(Directions):
The full set of entries needs to be reproduced exactly.

(Input records):
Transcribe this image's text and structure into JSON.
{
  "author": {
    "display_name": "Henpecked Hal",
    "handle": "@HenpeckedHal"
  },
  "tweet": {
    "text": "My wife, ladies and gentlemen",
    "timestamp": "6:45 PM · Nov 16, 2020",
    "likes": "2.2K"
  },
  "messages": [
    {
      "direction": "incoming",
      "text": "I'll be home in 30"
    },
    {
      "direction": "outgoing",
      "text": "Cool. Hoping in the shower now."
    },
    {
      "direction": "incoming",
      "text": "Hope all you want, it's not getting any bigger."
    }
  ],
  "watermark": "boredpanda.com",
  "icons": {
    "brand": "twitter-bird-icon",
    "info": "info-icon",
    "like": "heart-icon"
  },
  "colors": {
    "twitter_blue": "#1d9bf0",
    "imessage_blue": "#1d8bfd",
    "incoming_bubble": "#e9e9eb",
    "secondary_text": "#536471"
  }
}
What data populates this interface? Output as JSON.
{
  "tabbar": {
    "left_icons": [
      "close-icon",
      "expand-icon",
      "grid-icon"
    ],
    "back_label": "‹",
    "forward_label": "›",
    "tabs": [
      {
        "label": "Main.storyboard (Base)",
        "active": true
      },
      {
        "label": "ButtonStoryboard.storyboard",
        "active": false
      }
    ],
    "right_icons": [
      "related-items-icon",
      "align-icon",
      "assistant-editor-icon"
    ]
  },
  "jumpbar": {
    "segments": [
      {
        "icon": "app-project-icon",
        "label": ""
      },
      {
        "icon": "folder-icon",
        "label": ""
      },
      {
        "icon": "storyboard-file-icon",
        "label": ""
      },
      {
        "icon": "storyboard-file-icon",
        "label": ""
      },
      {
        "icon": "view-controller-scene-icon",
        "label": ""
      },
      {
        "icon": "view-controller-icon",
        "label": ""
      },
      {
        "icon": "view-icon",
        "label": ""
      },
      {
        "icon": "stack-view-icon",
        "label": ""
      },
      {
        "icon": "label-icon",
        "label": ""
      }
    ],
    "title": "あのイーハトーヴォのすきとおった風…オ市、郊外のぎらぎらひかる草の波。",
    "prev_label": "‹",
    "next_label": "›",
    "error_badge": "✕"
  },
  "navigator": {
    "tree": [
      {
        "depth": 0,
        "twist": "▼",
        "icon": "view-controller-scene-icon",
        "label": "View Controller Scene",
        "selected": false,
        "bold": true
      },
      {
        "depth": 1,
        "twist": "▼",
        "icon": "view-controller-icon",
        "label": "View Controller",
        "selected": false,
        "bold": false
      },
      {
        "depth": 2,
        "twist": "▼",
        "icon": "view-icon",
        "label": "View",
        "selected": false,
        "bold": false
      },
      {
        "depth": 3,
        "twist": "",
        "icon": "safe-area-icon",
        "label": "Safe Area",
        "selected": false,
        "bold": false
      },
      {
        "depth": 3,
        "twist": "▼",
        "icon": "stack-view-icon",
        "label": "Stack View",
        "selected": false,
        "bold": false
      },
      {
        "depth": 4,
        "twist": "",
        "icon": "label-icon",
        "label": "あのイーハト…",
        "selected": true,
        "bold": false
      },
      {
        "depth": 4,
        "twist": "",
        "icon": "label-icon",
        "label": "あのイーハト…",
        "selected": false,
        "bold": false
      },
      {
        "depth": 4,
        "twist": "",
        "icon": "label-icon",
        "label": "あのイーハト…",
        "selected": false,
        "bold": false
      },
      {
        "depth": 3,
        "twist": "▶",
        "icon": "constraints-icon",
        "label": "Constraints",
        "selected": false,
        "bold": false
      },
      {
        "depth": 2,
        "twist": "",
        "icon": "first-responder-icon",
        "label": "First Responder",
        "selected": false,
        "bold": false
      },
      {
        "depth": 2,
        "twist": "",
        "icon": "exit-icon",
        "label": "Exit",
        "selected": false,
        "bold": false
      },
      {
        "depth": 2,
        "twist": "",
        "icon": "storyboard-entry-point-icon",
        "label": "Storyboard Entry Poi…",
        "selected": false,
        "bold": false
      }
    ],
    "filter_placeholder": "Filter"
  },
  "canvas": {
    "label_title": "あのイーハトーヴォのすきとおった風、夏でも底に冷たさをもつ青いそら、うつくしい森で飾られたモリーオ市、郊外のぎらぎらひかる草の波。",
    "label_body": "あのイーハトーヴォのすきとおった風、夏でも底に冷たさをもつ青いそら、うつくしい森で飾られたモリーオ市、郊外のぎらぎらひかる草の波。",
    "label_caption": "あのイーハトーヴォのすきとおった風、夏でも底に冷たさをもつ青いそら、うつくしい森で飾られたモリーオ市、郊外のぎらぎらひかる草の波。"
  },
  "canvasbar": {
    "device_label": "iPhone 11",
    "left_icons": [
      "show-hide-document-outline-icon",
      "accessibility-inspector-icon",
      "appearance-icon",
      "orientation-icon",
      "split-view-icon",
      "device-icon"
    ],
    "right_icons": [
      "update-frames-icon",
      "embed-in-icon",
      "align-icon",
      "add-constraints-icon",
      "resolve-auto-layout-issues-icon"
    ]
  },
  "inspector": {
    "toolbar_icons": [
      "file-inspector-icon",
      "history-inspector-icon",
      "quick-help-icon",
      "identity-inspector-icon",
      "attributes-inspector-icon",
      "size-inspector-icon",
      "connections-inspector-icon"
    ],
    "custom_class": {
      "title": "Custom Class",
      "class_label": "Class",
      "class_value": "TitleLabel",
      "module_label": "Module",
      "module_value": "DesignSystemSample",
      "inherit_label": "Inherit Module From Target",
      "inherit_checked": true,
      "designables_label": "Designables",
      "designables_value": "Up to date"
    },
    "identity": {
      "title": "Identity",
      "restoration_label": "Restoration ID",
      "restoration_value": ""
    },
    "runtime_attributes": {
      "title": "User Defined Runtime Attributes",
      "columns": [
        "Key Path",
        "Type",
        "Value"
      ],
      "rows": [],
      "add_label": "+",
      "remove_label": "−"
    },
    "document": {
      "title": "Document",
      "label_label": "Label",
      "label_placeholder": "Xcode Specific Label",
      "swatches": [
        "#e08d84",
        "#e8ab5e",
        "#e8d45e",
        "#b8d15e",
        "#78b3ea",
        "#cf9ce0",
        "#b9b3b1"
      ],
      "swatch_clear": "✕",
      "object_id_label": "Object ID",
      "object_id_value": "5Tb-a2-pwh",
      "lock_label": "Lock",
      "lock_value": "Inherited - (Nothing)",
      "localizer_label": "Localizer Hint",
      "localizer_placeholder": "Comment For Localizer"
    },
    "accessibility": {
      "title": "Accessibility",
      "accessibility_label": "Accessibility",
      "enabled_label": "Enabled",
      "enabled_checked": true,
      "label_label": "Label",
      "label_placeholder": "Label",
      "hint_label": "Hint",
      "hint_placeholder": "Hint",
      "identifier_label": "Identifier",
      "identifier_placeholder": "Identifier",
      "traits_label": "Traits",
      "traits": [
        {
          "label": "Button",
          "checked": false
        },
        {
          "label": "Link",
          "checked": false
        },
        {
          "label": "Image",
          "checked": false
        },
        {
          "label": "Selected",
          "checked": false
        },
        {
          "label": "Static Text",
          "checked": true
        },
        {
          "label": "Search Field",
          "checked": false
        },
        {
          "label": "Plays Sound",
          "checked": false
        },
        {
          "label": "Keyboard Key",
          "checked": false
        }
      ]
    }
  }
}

(Solution):
Transcribe this image's text and structure into JSON.
{
  "author": {
    "display_name": "Henpecked Hal",
    "handle": "@HenpeckedHal"
  },
  "tweet": {
    "text": "My wife, ladies and gentlemen",
    "timestamp": "6:45 PM · Nov 16, 2020",
    "likes": "2.2K"
  },
  "messages": [
    {
      "direction": "incoming",
      "text": "I'll be home in 30"
    },
    {
      "direction": "outgoing",
      "text": "Cool. Hoping in the shower now."
    },
    {
      "direction": "incoming",
      "text": "Hope all you want, it's not getting any bigger."
    }
  ],
  "watermark": "boredpanda.com",
  "icons": {
    "brand": "twitter-bird-icon",
    "info": "info-icon",
    "like": "heart-icon"
  },
  "colors": {
    "twitter_blue": "#1d9bf0",
    "imessage_blue": "#1d8bfd",
    "incoming_bubble": "#e9e9eb",
    "secondary_text": "#536471"
  }
}
What data populates this interface? Output as JSON.
{
  "tabbar": {
    "left_icons": [
      "close-icon",
      "expand-icon",
      "grid-icon"
    ],
    "back_label": "‹",
    "forward_label": "›",
    "tabs": [
      {
        "label": "Main.storyboard (Base)",
        "active": true
      },
      {
        "label": "ButtonStoryboard.storyboard",
        "active": false
      }
    ],
    "right_icons": [
      "related-items-icon",
      "align-icon",
      "assistant-editor-icon"
    ]
  },
  "jumpbar": {
    "segments": [
      {
        "icon": "app-project-icon",
        "label": ""
      },
      {
        "icon": "folder-icon",
        "label": ""
      },
      {
        "icon": "storyboard-file-icon",
        "label": ""
      },
      {
        "icon": "storyboard-file-icon",
        "label": ""
      },
      {
        "icon": "view-controller-scene-icon",
        "label": ""
      },
      {
        "icon": "view-controller-icon",
        "label": ""
      },
      {
        "icon": "view-icon",
        "label": ""
      },
      {
        "icon": "stack-view-icon",
        "label": ""
      },
      {
        "icon": "label-icon",
        "label": ""
      }
    ],
    "title": "あのイーハトーヴォのすきとおった風…オ市、郊外のぎらぎらひかる草の波。",
    "prev_label": "‹",
    "next_label": "›",
    "error_badge": "✕"
  },
  "navigator": {
    "tree": [
      {
        "depth": 0,
        "twist": "▼",
        "icon": "view-controller-scene-icon",
        "label": "View Controller Scene",
        "selected": false,
        "bold": true
      },
      {
        "depth": 1,
        "twist": "▼",
        "icon": "view-controller-icon",
        "label": "View Controller",
        "selected": false,
        "bold": false
      },
      {
        "depth": 2,
        "twist": "▼",
        "icon": "view-icon",
        "label": "View",
        "selected": false,
        "bold": false
      },
      {
        "depth": 3,
        "twist": "",
        "icon": "safe-area-icon",
        "label": "Safe Area",
        "selected": false,
        "bold": false
      },
      {
        "depth": 3,
        "twist": "▼",
        "icon": "stack-view-icon",
        "label": "Stack View",
        "selected": false,
        "bold": false
      },
      {
        "depth": 4,
        "twist": "",
        "icon": "label-icon",
        "label": "あのイーハト…",
        "selected": true,
        "bold": false
      },
      {
        "depth": 4,
        "twist": "",
        "icon": "label-icon",
        "label": "あのイーハト…",
        "selected": false,
        "bold": false
      },
      {
        "depth": 4,
        "twist": "",
        "icon": "label-icon",
        "label": "あのイーハト…",
        "selected": false,
        "bold": false
      },
      {
        "depth": 3,
        "twist": "▶",
        "icon": "constraints-icon",
        "label": "Constraints",
        "selected": false,
        "bold": false
      },
      {
        "depth": 2,
        "twist": "",
        "icon": "first-responder-icon",
        "label": "First Responder",
        "selected": false,
        "bold": false
      },
      {
        "depth": 2,
        "twist": "",
        "icon": "exit-icon",
        "label": "Exit",
        "selected": false,
        "bold": false
      },
      {
        "depth": 2,
        "twist": "",
        "icon": "storyboard-entry-point-icon",
        "label": "Storyboard Entry Poi…",
        "selected": false,
        "bold": false
      }
    ],
    "filter_placeholder": "Filter"
  },
  "canvas": {
    "label_title": "あのイーハトーヴォのすきとおった風、夏でも底に冷たさをもつ青いそら、うつくしい森で飾られたモリーオ市、郊外のぎらぎらひかる草の波。",
    "label_body": "あのイーハトーヴォのすきとおった風、夏でも底に冷たさをもつ青いそら、うつくしい森で飾られたモリーオ市、郊外のぎらぎらひかる草の波。",
    "label_caption": "あのイーハトーヴォのすきとおった風、夏でも底に冷たさをもつ青いそら、うつくしい森で飾られたモリーオ市、郊外のぎらぎらひかる草の波。"
  },
  "canvasbar": {
    "device_label": "iPhone 11",
    "left_icons": [
      "show-hide-document-outline-icon",
      "accessibility-inspector-icon",
      "appearance-icon",
      "orientation-icon",
      "split-view-icon",
      "device-icon"
    ],
    "right_icons": [
      "update-frames-icon",
      "embed-in-icon",
      "align-icon",
      "add-constraints-icon",
      "resolve-auto-layout-issues-icon"
    ]
  },
  "inspector": {
    "toolbar_icons": [
      "file-inspector-icon",
      "history-inspector-icon",
      "quick-help-icon",
      "identity-inspector-icon",
      "attributes-inspector-icon",
      "size-inspector-icon",
      "connections-inspector-icon"
    ],
    "custom_class": {
      "title": "Custom Class",
      "class_label": "Class",
      "class_value": "TitleLabel",
      "module_label": "Module",
      "module_value": "DesignSystemSample",
      "inherit_label": "Inherit Module From Target",
      "inherit_checked": true,
      "designables_label": "Designables",
      "designables_value": "Up to date"
    },
    "identity": {
      "title": "Identity",
      "restoration_label": "Restoration ID",
      "restoration_value": ""
    },
    "runtime_attributes": {
      "title": "User Defined Runtime Attributes",
      "columns": [
        "Key Path",
        "Type",
        "Value"
      ],
      "rows": [],
      "add_label": "+",
      "remove_label": "−"
    },
    "document": {
      "title": "Document",
      "label_label": "Label",
      "label_placeholder": "Xcode Specific Label",
      "swatches": [
        "#e08d84",
        "#e8ab5e",
        "#e8d45e",
        "#b8d15e",
        "#78b3ea",
        "#cf9ce0",
        "#b9b3b1"
      ],
      "swatch_clear": "✕",
      "object_id_label": "Object ID",
      "object_id_value": "5Tb-a2-pwh",
      "lock_label": "Lock",
      "lock_value": "Inherited - (Nothing)",
      "localizer_label": "Localizer Hint",
      "localizer_placeholder": "Comment For Localizer"
    },
    "accessibility": {
      "title": "Accessibility",
      "accessibility_label": "Accessibility",
      "enabled_label": "Enabled",
      "enabled_checked": true,
      "label_label": "Label",
      "label_placeholder": "Label",
      "hint_label": "Hint",
      "hint_placeholder": "Hint",
      "identifier_label": "Identifier",
      "identifier_placeholder": "Identifier",
      "traits_label": "Traits",
      "traits": [
        {
          "label": "Button",
          "checked": false
        },
        {
          "label": "Link",
          "checked": false
        },
        {
          "label": "Image",
          "checked": false
        },
        {
          "label": "Selected",
          "checked": false
        },
        {
          "label": "Static Text",
          "checked": true
        },
        {
          "label": "Search Field",
          "checked": false
        },
        {
          "label": "Plays Sound",
          "checked": false
        },
        {
          "label": "Keyboard Key",
          "checked": false
        }
      ]
    }
  }
}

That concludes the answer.